→ What is required
Repeat the records below exactly, leaving out any pictures.

-------- Material for this exercise

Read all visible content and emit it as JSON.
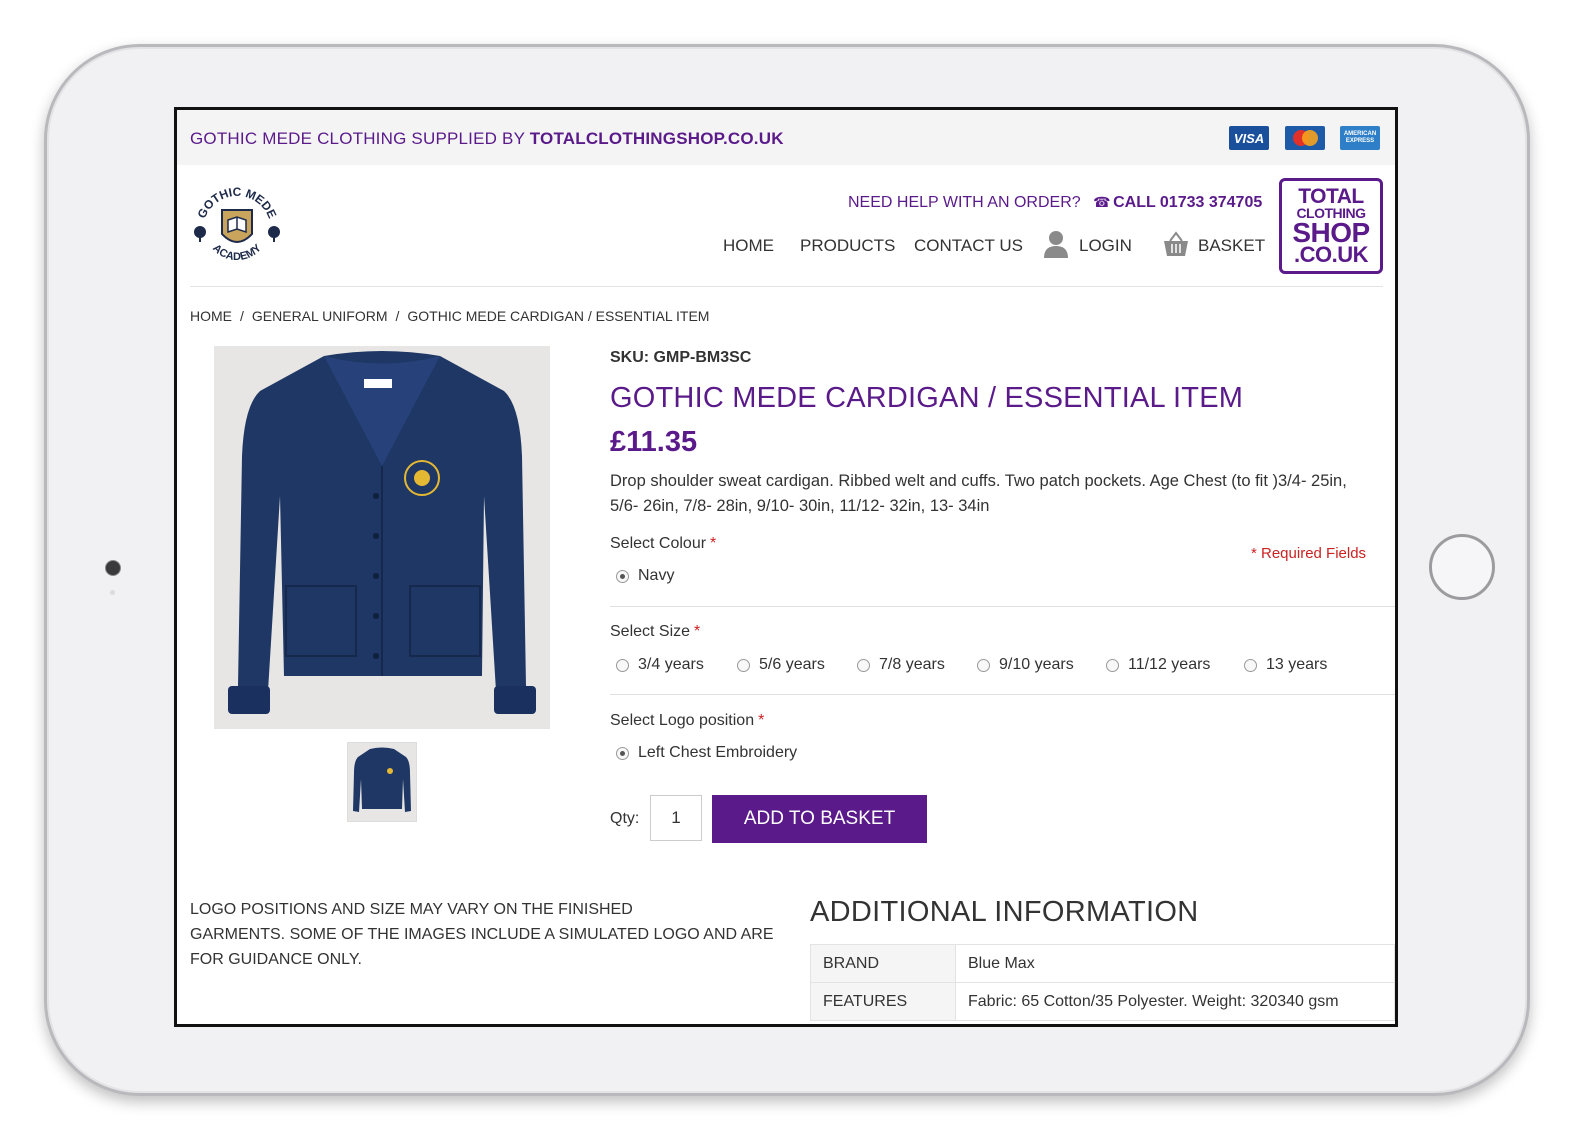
{
  "topbar": {
    "prefix": "GOTHIC MEDE CLOTHING SUPPLIED BY ",
    "site": "TOTALCLOTHINGSHOP.CO.UK",
    "payments": [
      "VISA",
      "MasterCard",
      "AMERICAN EXPRESS"
    ]
  },
  "school_logo": {
    "top": "GOTHIC MEDE",
    "bottom": "ACADEMY"
  },
  "help": {
    "text": "NEED HELP WITH AN ORDER?",
    "call": "CALL 01733 374705"
  },
  "nav": {
    "home": "HOME",
    "products": "PRODUCTS",
    "contact": "CONTACT US",
    "login": "LOGIN",
    "basket": "BASKET"
  },
  "shop_logo": {
    "l1": "TOTAL",
    "l2": "CLOTHING",
    "l3": "SHOP",
    "l4": ".CO.UK"
  },
  "breadcrumb": [
    "HOME",
    "GENERAL UNIFORM",
    "GOTHIC MEDE CARDIGAN / ESSENTIAL ITEM"
  ],
  "product": {
    "sku": "SKU: GMP-BM3SC",
    "title": "GOTHIC MEDE CARDIGAN / ESSENTIAL ITEM",
    "price": "£11.35",
    "description_line1": "Drop shoulder sweat cardigan. Ribbed welt and cuffs. Two patch pockets. Age Chest (to fit )3/4- 25in,",
    "description_line2": "5/6- 26in, 7/8- 28in, 9/10- 30in, 11/12- 32in, 13- 34in"
  },
  "options": {
    "colour": {
      "label": "Select Colour",
      "required": "*",
      "values": [
        "Navy"
      ],
      "selected": "Navy"
    },
    "size": {
      "label": "Select Size",
      "required": "*",
      "values": [
        "3/4 years",
        "5/6 years",
        "7/8 years",
        "9/10 years",
        "11/12 years",
        "13 years"
      ]
    },
    "logo": {
      "label": "Select Logo position",
      "required": "*",
      "values": [
        "Left Chest Embroidery"
      ],
      "selected": "Left Chest Embroidery"
    },
    "required_note": "* Required Fields"
  },
  "purchase": {
    "qty_label": "Qty:",
    "qty_value": "1",
    "add_button": "ADD TO BASKET"
  },
  "note": {
    "line1": "LOGO POSITIONS AND SIZE MAY VARY ON THE FINISHED",
    "line2": "GARMENTS. SOME OF THE IMAGES INCLUDE A SIMULATED LOGO AND ARE",
    "line3": "FOR GUIDANCE ONLY."
  },
  "additional": {
    "heading": "ADDITIONAL INFORMATION",
    "rows": [
      {
        "key": "BRAND",
        "value": "Blue Max"
      },
      {
        "key": "FEATURES",
        "value": "Fabric: 65 Cotton/35 Polyester. Weight: 320340 gsm"
      }
    ]
  },
  "colors": {
    "brand_purple": "#5a1a8a",
    "required_red": "#cc2222",
    "cardigan_navy": "#1e3764"
  }
}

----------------

→ Answer to this task
Read all visible content and emit it as JSON.
{
  "topbar": {
    "prefix": "GOTHIC MEDE CLOTHING SUPPLIED BY ",
    "site": "TOTALCLOTHINGSHOP.CO.UK",
    "payments": [
      "VISA",
      "MasterCard",
      "AMERICAN EXPRESS"
    ]
  },
  "school_logo": {
    "top": "GOTHIC MEDE",
    "bottom": "ACADEMY"
  },
  "help": {
    "text": "NEED HELP WITH AN ORDER?",
    "call": "CALL 01733 374705"
  },
  "nav": {
    "home": "HOME",
    "products": "PRODUCTS",
    "contact": "CONTACT US",
    "login": "LOGIN",
    "basket": "BASKET"
  },
  "shop_logo": {
    "l1": "TOTAL",
    "l2": "CLOTHING",
    "l3": "SHOP",
    "l4": ".CO.UK"
  },
  "breadcrumb": [
    "HOME",
    "GENERAL UNIFORM",
    "GOTHIC MEDE CARDIGAN / ESSENTIAL ITEM"
  ],
  "product": {
    "sku": "SKU: GMP-BM3SC",
    "title": "GOTHIC MEDE CARDIGAN / ESSENTIAL ITEM",
    "price": "£11.35",
    "description_line1": "Drop shoulder sweat cardigan. Ribbed welt and cuffs. Two patch pockets. Age Chest (to fit )3/4- 25in,",
    "description_line2": "5/6- 26in, 7/8- 28in, 9/10- 30in, 11/12- 32in, 13- 34in"
  },
  "options": {
    "colour": {
      "label": "Select Colour",
      "required": "*",
      "values": [
        "Navy"
      ],
      "selected": "Navy"
    },
    "size": {
      "label": "Select Size",
      "required": "*",
      "values": [
        "3/4 years",
        "5/6 years",
        "7/8 years",
        "9/10 years",
        "11/12 years",
        "13 years"
      ]
    },
    "logo": {
      "label": "Select Logo position",
      "required": "*",
      "values": [
        "Left Chest Embroidery"
      ],
      "selected": "Left Chest Embroidery"
    },
    "required_note": "* Required Fields"
  },
  "purchase": {
    "qty_label": "Qty:",
    "qty_value": "1",
    "add_button": "ADD TO BASKET"
  },
  "note": {
    "line1": "LOGO POSITIONS AND SIZE MAY VARY ON THE FINISHED",
    "line2": "GARMENTS. SOME OF THE IMAGES INCLUDE A SIMULATED LOGO AND ARE",
    "line3": "FOR GUIDANCE ONLY."
  },
  "additional": {
    "heading": "ADDITIONAL INFORMATION",
    "rows": [
      {
        "key": "BRAND",
        "value": "Blue Max"
      },
      {
        "key": "FEATURES",
        "value": "Fabric: 65 Cotton/35 Polyester. Weight: 320340 gsm"
      }
    ]
  },
  "colors": {
    "brand_purple": "#5a1a8a",
    "required_red": "#cc2222",
    "cardigan_navy": "#1e3764"
  }
}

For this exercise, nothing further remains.